That’s why the airline has decided to give its flight attendants a quick reminder on how to make the “perfect apology”. According to the same manager, making the perfect apology is both a science and an art.
“When we face IROP (irregular operations) days, maintenance delays, and catering issues, customer emotions can escalate and you may need to offer an apology to acknowledge how they feel,” the memo reads.
“I know that is easier said than done. It’s difficult to find yourself apologizing all day for things that don’t go as planned or are beyond your control. So let us explore what the perfect apology is and how we can deliver it,” the memo continues.
So what makes the perfect apology?
• A detailed account of the situation
• Acknowledgement of the hurt or damage done as it shows you validate their feelings and the customer begins to sense you understand the situation
• Taking responsibility without making excuses for the situation is important as the apology is about them and how they feel
• Offer a form of restitution whenever possible
But wait, there’s more… the memo also suggests flights attendants use an acronym to remember how to apologize which goes like this:
Listen: Customers need and a want to vent their frustration so show you care through your body language and facial expressions. Make sure you make good eye contact and re-state the customer’s concern to make sure you understand the situation.
Apologize: Remember to apologize on behalf of the airline without making excuses or blaming others. Keep the apology simple and make it genuine. Customers do not want a half-hearted apology.
Solve: In the event of a flight disruption or cancellation, remind the customers of the several options they have to get help while inflight or on the ground.
Thank: Hopefully you have been able to listen with empathy and offer a heartfelt apology for how they feel. At this point you can simply thank them for their patience. You could also end with another apology for the challenges they faced during their travel experience.
In fairness, this is actually really good advice – it all sounds very cold and calculated but there really is a way to make a perfect apology and the LAST method does genuinely work.
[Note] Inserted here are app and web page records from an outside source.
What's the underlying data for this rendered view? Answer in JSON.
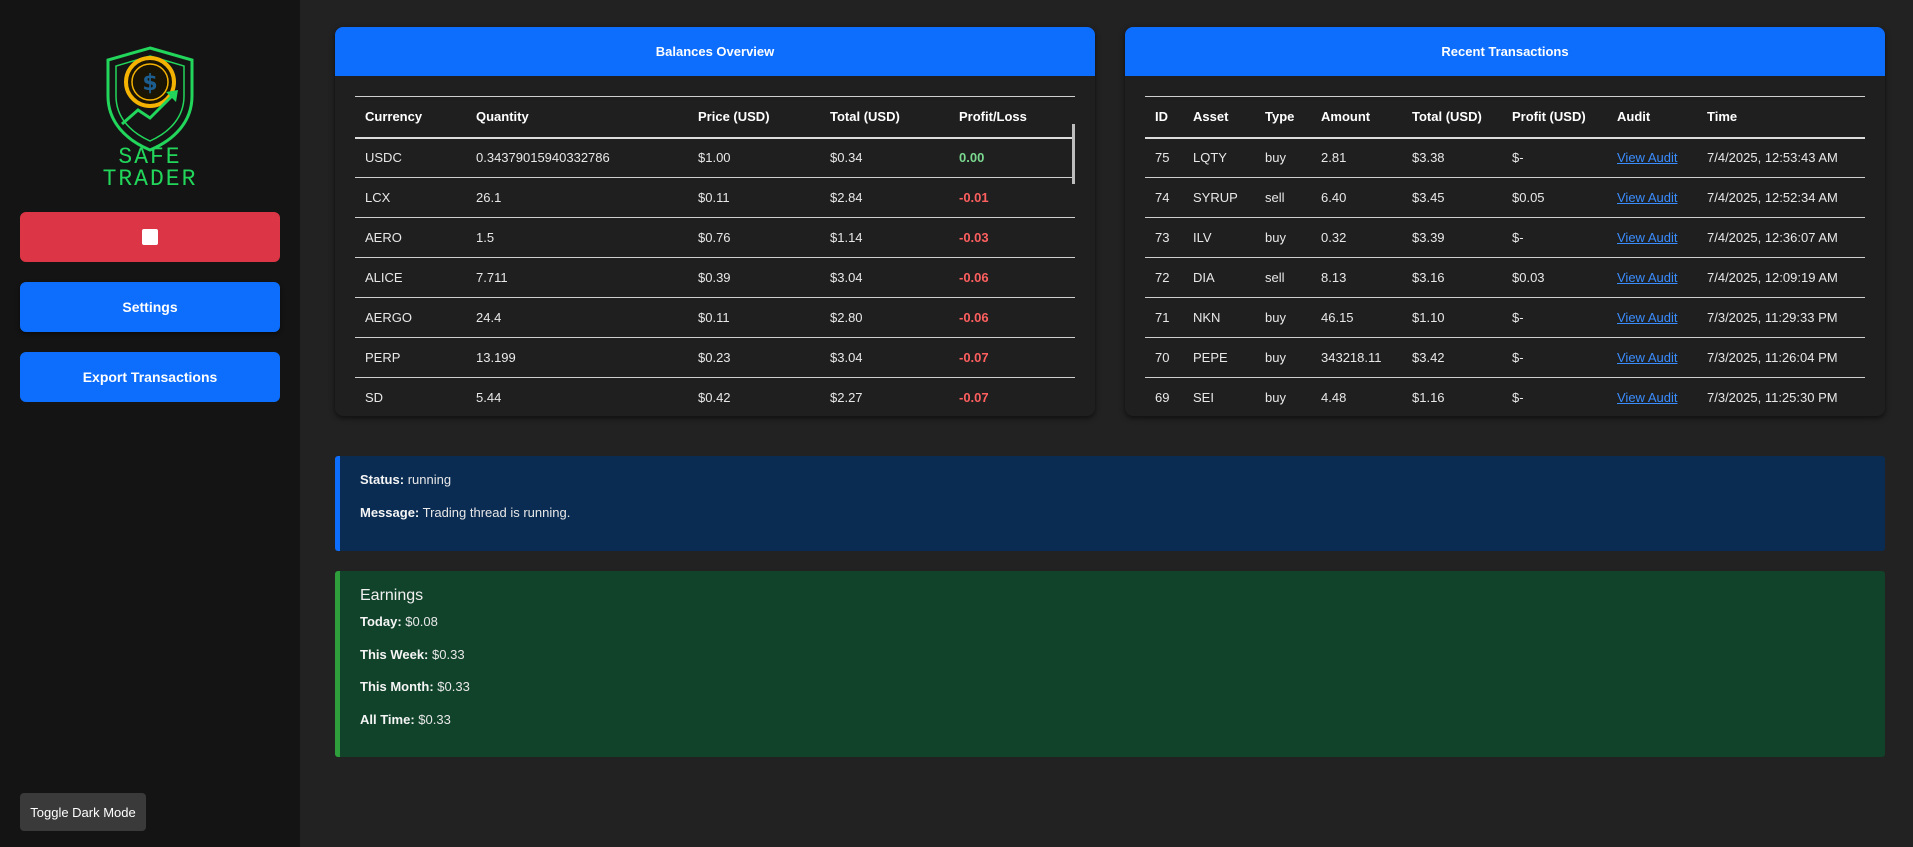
{
  "sidebar": {
    "logo_line1": "SAFE",
    "logo_line2": "TRADER",
    "settings_label": "Settings",
    "export_label": "Export Transactions",
    "dark_mode_label": "Toggle Dark Mode",
    "colors": {
      "stop": "#dc3545",
      "primary": "#0d6efd",
      "logo": "#22d65b"
    }
  },
  "balances": {
    "title": "Balances Overview",
    "headers": [
      "Currency",
      "Quantity",
      "Price (USD)",
      "Total (USD)",
      "Profit/Loss"
    ],
    "rows": [
      {
        "currency": "USDC",
        "quantity": "0.34379015940332786",
        "price": "$1.00",
        "total": "$0.34",
        "pl": "0.00",
        "pl_sign": "pos"
      },
      {
        "currency": "LCX",
        "quantity": "26.1",
        "price": "$0.11",
        "total": "$2.84",
        "pl": "-0.01",
        "pl_sign": "neg"
      },
      {
        "currency": "AERO",
        "quantity": "1.5",
        "price": "$0.76",
        "total": "$1.14",
        "pl": "-0.03",
        "pl_sign": "neg"
      },
      {
        "currency": "ALICE",
        "quantity": "7.711",
        "price": "$0.39",
        "total": "$3.04",
        "pl": "-0.06",
        "pl_sign": "neg"
      },
      {
        "currency": "AERGO",
        "quantity": "24.4",
        "price": "$0.11",
        "total": "$2.80",
        "pl": "-0.06",
        "pl_sign": "neg"
      },
      {
        "currency": "PERP",
        "quantity": "13.199",
        "price": "$0.23",
        "total": "$3.04",
        "pl": "-0.07",
        "pl_sign": "neg"
      },
      {
        "currency": "SD",
        "quantity": "5.44",
        "price": "$0.42",
        "total": "$2.27",
        "pl": "-0.07",
        "pl_sign": "neg"
      }
    ]
  },
  "transactions": {
    "title": "Recent Transactions",
    "headers": [
      "ID",
      "Asset",
      "Type",
      "Amount",
      "Total (USD)",
      "Profit (USD)",
      "Audit",
      "Time"
    ],
    "rows": [
      {
        "id": "75",
        "asset": "LQTY",
        "type": "buy",
        "amount": "2.81",
        "total": "$3.38",
        "profit": "$-",
        "audit": "View Audit",
        "time": "7/4/2025, 12:53:43 AM"
      },
      {
        "id": "74",
        "asset": "SYRUP",
        "type": "sell",
        "amount": "6.40",
        "total": "$3.45",
        "profit": "$0.05",
        "audit": "View Audit",
        "time": "7/4/2025, 12:52:34 AM"
      },
      {
        "id": "73",
        "asset": "ILV",
        "type": "buy",
        "amount": "0.32",
        "total": "$3.39",
        "profit": "$-",
        "audit": "View Audit",
        "time": "7/4/2025, 12:36:07 AM"
      },
      {
        "id": "72",
        "asset": "DIA",
        "type": "sell",
        "amount": "8.13",
        "total": "$3.16",
        "profit": "$0.03",
        "audit": "View Audit",
        "time": "7/4/2025, 12:09:19 AM"
      },
      {
        "id": "71",
        "asset": "NKN",
        "type": "buy",
        "amount": "46.15",
        "total": "$1.10",
        "profit": "$-",
        "audit": "View Audit",
        "time": "7/3/2025, 11:29:33 PM"
      },
      {
        "id": "70",
        "asset": "PEPE",
        "type": "buy",
        "amount": "343218.11",
        "total": "$3.42",
        "profit": "$-",
        "audit": "View Audit",
        "time": "7/3/2025, 11:26:04 PM"
      },
      {
        "id": "69",
        "asset": "SEI",
        "type": "buy",
        "amount": "4.48",
        "total": "$1.16",
        "profit": "$-",
        "audit": "View Audit",
        "time": "7/3/2025, 11:25:30 PM"
      }
    ]
  },
  "status": {
    "status_label": "Status:",
    "status_value": "running",
    "message_label": "Message:",
    "message_value": "Trading thread is running."
  },
  "earnings": {
    "title": "Earnings",
    "items": [
      {
        "label": "Today:",
        "value": "$0.08"
      },
      {
        "label": "This Week:",
        "value": "$0.33"
      },
      {
        "label": "This Month:",
        "value": "$0.33"
      },
      {
        "label": "All Time:",
        "value": "$0.33"
      }
    ]
  }
}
That being said, what flight attendants (like many other of American’s employees) probably want more than anything is less reason to apologize in the first place – especially if you find yourself “apologizing all day”.
Some flight attendants may even be expecting an apology from the airline – there are a number of disputes currently affecting the Dallas Forth Worth-based airline’s workforce including the ‘toxic’ uniform, a potentially sexist performance management program and changes to the pension program of some legacy staff.
Mateusz Maszczynski honed his skills as an international flight attendant at the most prominent airline in the Middle East and has been flying throughout the COVID-19 pandemic for a well-known European airline. Matt is passionate about the aviation industry and has become an expert in passenger experience and human-centric stories. Always keeping an ear close to the ground, Matt's industry insights, analysis and news coverage is frequently relied upon by some of the biggest names in journalism.